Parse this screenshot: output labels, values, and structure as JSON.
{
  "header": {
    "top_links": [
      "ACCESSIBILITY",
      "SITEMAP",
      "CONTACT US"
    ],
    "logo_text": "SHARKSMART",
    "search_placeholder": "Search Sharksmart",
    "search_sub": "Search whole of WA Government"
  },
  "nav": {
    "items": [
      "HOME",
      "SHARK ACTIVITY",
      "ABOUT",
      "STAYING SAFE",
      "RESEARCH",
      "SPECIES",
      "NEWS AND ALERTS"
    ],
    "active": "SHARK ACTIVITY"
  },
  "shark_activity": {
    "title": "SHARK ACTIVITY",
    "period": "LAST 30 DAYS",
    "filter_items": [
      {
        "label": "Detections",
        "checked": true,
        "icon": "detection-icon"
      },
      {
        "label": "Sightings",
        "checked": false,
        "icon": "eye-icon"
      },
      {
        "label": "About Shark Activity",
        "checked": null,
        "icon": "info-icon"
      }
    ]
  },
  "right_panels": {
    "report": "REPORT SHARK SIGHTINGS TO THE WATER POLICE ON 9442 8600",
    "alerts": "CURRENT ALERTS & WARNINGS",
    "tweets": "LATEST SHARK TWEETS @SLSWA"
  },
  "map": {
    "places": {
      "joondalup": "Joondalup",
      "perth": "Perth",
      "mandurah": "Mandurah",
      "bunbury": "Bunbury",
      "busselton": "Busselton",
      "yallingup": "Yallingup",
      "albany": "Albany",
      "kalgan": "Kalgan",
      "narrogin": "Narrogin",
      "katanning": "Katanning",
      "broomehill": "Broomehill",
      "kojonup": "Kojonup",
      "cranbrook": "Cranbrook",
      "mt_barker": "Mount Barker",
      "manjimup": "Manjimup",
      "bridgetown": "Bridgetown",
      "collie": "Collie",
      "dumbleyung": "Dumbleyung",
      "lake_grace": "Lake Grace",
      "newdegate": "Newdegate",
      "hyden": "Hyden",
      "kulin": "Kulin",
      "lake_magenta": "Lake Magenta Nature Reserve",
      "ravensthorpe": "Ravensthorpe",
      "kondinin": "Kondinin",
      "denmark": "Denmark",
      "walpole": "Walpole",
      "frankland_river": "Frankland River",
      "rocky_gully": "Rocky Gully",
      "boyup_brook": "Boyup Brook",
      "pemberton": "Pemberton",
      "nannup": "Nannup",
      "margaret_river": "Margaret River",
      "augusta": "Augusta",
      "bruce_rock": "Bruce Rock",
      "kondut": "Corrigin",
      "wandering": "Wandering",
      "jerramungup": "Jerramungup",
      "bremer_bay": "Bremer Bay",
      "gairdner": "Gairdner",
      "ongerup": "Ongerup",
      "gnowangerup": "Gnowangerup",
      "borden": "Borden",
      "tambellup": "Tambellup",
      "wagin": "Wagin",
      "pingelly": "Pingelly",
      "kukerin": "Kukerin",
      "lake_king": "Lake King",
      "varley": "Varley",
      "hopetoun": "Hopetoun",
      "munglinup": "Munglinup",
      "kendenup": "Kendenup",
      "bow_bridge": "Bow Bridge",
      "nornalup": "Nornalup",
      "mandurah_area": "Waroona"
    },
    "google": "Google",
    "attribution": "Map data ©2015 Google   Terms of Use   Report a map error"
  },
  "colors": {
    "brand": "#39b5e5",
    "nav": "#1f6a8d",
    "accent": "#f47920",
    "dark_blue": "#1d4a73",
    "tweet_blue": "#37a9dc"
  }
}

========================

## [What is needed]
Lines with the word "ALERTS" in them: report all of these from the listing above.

## [Task result]
      "NEWS AND ALERTS"
    "alerts": "CURRENT ALERTS & WARNINGS",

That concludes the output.